"All the fighters here are massing. We understand that something like 250-300 pro-Gaddafi fighters are inside Brega and they are being surrounded," our correspondent said.
The bombing of Brega and reports about the fall of Gharyan and Sabratha towns in the country's northwest to pro-Gaddafi forces came as Gaddafi appeared on state television once again.
Located between Gaddafi's hometown of Sirte - still under government control - and the opposition-held eastern port of Benghazi, Brega also sits near ethnic fault lines between tribes loyal to Gaddafi and eastern groups opposed to him.
"They tried to take Brega this morning, but they failed," Mustafa Gheriani, a spokesman for the February 17th Coalition, an anti-government group, told the Reuters news agency.
"It is back in the hands of the revolutionaries.
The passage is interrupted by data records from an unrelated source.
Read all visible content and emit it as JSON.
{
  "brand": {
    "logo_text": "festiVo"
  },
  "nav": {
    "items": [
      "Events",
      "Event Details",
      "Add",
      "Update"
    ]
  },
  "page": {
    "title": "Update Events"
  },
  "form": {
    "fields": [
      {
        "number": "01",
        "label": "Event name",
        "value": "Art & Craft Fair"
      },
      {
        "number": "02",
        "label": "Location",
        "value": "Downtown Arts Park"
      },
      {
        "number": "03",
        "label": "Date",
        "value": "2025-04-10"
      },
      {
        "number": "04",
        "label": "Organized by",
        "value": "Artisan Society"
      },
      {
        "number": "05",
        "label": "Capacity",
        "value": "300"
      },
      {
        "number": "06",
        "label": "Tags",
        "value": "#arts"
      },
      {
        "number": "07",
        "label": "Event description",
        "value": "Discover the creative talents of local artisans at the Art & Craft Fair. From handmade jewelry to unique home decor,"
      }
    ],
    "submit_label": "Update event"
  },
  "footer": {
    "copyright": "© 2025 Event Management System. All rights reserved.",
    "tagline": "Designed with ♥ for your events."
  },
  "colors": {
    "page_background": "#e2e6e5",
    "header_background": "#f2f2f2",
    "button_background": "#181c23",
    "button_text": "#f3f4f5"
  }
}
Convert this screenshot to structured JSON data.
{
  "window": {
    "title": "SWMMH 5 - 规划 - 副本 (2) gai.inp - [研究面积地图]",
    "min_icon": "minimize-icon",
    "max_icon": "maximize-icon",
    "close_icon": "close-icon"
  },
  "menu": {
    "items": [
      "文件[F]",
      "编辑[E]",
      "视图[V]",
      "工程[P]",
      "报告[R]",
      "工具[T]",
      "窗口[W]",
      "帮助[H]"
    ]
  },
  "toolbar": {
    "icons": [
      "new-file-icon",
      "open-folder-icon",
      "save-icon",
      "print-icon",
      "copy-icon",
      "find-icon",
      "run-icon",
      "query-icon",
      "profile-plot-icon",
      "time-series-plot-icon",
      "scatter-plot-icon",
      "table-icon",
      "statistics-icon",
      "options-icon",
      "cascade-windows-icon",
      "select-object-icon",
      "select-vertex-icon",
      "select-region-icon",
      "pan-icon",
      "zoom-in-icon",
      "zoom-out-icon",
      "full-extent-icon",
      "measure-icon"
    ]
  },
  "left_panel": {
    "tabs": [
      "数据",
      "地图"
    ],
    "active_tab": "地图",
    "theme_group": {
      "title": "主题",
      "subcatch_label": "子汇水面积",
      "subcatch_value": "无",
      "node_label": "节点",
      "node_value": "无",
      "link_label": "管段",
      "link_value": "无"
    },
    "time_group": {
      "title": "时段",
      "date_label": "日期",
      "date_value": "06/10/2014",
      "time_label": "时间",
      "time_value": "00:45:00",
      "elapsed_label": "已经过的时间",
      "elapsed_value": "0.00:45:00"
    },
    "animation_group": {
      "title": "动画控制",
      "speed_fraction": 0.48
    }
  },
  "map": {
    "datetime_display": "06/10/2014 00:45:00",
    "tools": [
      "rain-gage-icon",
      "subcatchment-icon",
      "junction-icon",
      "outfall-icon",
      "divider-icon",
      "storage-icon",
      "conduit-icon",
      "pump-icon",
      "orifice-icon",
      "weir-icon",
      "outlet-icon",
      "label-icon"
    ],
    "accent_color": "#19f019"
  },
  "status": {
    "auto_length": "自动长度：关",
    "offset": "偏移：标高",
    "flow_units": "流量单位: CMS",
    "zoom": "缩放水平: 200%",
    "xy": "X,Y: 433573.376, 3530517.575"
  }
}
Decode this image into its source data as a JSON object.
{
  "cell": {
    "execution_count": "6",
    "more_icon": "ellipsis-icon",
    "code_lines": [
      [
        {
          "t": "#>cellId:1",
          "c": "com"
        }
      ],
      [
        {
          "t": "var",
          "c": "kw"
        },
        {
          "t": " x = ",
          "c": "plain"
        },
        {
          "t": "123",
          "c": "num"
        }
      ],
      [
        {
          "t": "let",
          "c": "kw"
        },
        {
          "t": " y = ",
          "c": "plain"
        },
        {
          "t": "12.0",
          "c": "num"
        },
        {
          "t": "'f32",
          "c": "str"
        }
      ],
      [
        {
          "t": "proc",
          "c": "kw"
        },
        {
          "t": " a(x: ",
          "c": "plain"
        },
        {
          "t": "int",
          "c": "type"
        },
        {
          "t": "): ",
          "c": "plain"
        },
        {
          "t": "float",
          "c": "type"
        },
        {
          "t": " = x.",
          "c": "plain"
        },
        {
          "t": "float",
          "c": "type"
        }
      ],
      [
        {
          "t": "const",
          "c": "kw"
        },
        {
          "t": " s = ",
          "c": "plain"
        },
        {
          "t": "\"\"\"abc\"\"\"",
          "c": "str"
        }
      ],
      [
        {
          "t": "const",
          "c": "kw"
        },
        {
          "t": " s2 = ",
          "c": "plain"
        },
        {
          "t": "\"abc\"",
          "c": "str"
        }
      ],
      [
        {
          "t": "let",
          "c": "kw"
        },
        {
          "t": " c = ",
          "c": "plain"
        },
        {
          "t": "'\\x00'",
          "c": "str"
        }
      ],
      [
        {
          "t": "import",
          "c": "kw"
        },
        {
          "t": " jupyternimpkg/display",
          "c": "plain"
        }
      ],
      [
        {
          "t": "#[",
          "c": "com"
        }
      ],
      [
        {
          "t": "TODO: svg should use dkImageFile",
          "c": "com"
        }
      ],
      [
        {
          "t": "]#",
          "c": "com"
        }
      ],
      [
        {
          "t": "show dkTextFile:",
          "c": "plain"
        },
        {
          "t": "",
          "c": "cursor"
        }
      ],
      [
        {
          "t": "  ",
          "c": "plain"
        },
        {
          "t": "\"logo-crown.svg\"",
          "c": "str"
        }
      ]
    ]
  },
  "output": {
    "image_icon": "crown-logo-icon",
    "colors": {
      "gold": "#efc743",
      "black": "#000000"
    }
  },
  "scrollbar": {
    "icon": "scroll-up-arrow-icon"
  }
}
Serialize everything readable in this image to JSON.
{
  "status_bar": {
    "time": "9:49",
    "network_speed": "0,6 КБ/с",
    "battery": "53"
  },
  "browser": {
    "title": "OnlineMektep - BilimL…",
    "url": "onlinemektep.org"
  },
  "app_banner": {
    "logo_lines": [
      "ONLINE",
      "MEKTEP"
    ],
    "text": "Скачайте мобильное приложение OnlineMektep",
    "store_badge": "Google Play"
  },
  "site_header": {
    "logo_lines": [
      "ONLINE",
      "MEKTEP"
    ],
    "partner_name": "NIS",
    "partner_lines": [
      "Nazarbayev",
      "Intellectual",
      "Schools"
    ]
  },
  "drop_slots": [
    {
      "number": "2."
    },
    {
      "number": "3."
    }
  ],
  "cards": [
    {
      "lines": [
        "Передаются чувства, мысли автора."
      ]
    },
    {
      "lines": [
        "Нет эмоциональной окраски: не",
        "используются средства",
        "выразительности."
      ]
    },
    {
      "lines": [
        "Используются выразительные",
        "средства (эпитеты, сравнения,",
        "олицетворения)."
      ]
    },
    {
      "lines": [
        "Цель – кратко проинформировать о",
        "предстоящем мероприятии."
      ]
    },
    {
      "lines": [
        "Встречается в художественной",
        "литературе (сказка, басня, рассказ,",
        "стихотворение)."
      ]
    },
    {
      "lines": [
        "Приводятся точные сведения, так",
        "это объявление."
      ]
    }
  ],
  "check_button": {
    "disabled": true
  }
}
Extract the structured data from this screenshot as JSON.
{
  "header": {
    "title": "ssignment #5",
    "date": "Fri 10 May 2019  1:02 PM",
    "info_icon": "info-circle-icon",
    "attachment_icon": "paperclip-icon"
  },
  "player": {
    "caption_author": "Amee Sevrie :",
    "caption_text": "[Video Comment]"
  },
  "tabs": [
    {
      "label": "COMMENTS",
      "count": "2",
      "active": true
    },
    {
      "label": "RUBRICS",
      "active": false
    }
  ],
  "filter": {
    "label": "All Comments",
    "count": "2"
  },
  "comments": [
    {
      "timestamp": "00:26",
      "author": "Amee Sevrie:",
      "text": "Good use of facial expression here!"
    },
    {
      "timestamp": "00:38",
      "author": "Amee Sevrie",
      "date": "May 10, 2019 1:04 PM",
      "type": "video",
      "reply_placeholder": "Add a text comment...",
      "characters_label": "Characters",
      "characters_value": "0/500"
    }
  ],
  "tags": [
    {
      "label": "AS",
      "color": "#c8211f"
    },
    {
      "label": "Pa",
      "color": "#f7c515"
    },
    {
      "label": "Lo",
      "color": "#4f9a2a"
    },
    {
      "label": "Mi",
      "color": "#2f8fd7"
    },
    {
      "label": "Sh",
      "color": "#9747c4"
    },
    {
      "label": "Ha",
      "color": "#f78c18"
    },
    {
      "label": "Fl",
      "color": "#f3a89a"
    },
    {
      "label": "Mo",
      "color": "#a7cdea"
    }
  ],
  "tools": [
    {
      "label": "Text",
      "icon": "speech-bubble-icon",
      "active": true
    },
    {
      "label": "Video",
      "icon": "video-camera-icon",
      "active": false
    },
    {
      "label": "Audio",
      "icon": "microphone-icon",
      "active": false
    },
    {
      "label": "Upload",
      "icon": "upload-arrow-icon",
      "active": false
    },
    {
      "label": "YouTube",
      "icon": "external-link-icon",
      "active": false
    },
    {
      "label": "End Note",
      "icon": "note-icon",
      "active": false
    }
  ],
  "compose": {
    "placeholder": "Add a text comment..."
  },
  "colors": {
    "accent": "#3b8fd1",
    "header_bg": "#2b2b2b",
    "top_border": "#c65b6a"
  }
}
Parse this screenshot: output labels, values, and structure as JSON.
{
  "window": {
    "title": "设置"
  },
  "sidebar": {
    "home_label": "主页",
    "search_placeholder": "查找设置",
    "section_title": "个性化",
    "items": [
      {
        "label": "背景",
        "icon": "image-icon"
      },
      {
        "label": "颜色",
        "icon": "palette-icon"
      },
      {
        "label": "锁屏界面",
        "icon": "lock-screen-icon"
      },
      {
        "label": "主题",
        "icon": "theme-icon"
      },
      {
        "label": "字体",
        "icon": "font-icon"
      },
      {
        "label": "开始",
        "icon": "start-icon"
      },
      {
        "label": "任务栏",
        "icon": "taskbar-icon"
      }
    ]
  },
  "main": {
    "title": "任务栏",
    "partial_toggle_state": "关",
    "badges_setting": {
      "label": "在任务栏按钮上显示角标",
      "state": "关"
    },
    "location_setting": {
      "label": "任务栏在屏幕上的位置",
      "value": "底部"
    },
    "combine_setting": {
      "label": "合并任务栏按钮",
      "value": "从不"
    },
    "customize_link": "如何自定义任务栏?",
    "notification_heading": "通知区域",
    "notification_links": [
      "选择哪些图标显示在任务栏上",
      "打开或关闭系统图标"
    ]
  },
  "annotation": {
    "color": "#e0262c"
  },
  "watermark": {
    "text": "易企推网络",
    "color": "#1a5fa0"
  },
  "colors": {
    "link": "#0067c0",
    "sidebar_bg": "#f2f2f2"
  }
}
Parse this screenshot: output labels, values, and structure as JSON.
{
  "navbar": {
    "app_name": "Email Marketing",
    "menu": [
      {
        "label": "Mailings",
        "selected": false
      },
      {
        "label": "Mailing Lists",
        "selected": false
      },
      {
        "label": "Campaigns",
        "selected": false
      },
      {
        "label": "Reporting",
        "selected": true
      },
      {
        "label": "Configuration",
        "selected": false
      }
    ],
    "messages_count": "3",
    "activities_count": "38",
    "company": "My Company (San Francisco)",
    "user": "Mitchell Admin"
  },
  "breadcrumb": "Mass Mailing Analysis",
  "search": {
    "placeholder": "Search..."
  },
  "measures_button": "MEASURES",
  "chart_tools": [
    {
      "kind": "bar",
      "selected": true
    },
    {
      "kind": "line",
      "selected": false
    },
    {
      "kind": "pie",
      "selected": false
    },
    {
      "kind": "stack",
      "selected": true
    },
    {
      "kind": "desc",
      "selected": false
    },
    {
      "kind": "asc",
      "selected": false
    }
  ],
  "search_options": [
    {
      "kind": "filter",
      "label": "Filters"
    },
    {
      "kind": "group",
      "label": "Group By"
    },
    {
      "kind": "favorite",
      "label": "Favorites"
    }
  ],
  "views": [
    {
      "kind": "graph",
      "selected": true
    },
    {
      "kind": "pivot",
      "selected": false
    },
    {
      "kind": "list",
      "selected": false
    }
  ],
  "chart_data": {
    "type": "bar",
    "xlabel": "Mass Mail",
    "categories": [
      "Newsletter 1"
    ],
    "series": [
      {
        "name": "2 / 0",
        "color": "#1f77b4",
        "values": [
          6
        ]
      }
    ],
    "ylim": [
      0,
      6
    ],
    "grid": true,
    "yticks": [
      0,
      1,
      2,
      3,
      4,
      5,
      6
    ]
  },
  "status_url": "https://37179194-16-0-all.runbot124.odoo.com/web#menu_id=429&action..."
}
He is trying to create all kinds of psychological warfare to keep these cities on edge."
Al Jazeera's Jacky Rowland, reporting from Benghazi, Libya's second largest city now controlled by rebels, described the situation in the Brega region as fluid.
"I think it's fair to say that here is a fair amount of fighting going on in that area," she said.
Earlier the Associated Press news agency quoted Ahmed Jerksi, manager of the oil installation in Brega, as saying that pro-Gaddafi forces took control of the facility at dawn without using force.
There were conflicting claims about the casualties from these battles.
Government forces were also reported to be battling to regain control of rebel-held towns close to Tripoli, trying to create a buffer zone around what is still Gaddafi's seat of power.
Our correspondent said an air raid carried out by forces loyal to Gaddafi reportedly targeted a weapons store about 6km outside the eastern town of Ajdabiya.
Witnesses told the Associated Press news agency that they saw two warplanes bomb the town's eastern outskirts at 10am local time.
They also said pro-Gaddafi forces were advancing on the town. "I see two jets bombing now,'' one witness said, speaking on the condition of anonymity.
Another witness said rebel forces were rushing to the western side of Ajdabiya to meet the advancing pro-Gaddafi force.
Libyan forces have launched repeated air raids during the two-week revolt but all of them have been reported to target facilities that store weapons in areas controlled by the rebels.
Plea for UN-backed strikes
Meanwhile, the rebel National Libyan Council in east Libya called for UN-backed air strikes on foreign mercenaries used by Gaddafi against his own people.
Hafiz Ghoga, a spokesman for the council based in Benghazi, told a news conference that Gaddafi was using "African mercenaries in Libyan cities" which amounted to an invasion of the oil producing North African nation.
"We call for specific attacks on strongholds of these mercenaries," he said, but added: "The presence of any foreign forces on Libyan soil is strongly opposed. There is a big difference between this and strategic air strikes."
Wednesday's developments come as the US sent warships to the region as part of a Western effort to pile more pressure on Gaddafi to stop his violent crackdown and step aside.
The destroyer USS Barry moved through the Suez Canal on Monday and into the Mediterranean Sea.
Two amphibious assault ships, the USS Kearsarge, which can carry 2,000 marines, and the USS Ponce passed through the canal on Wednesday.
The White House said the ships were being redeployed in preparation for possible humanitarian efforts but stressed it "was not taking any options off the table".
"We are looking at a lot of options and contingencies. No decisions have been made on any other actions," Robert Gates, the US defence secretary, said.
The US says Libya could sink into civil war unless Gaddafi quits amid fears that the uprising - the bloodiest
against long-serving rulers in north Africa and the Middle East - could cause a humanitarian crisis.
Hillary Clinton, the US secretary of state, has cautioned that "Libya could become a peaceful democracy or it could face protracted civil war".
But Gaddafi remains defiant and his son, Saif al-Islam, has warned the West against launching military action, insisting that his father would neither step down nor go into exile.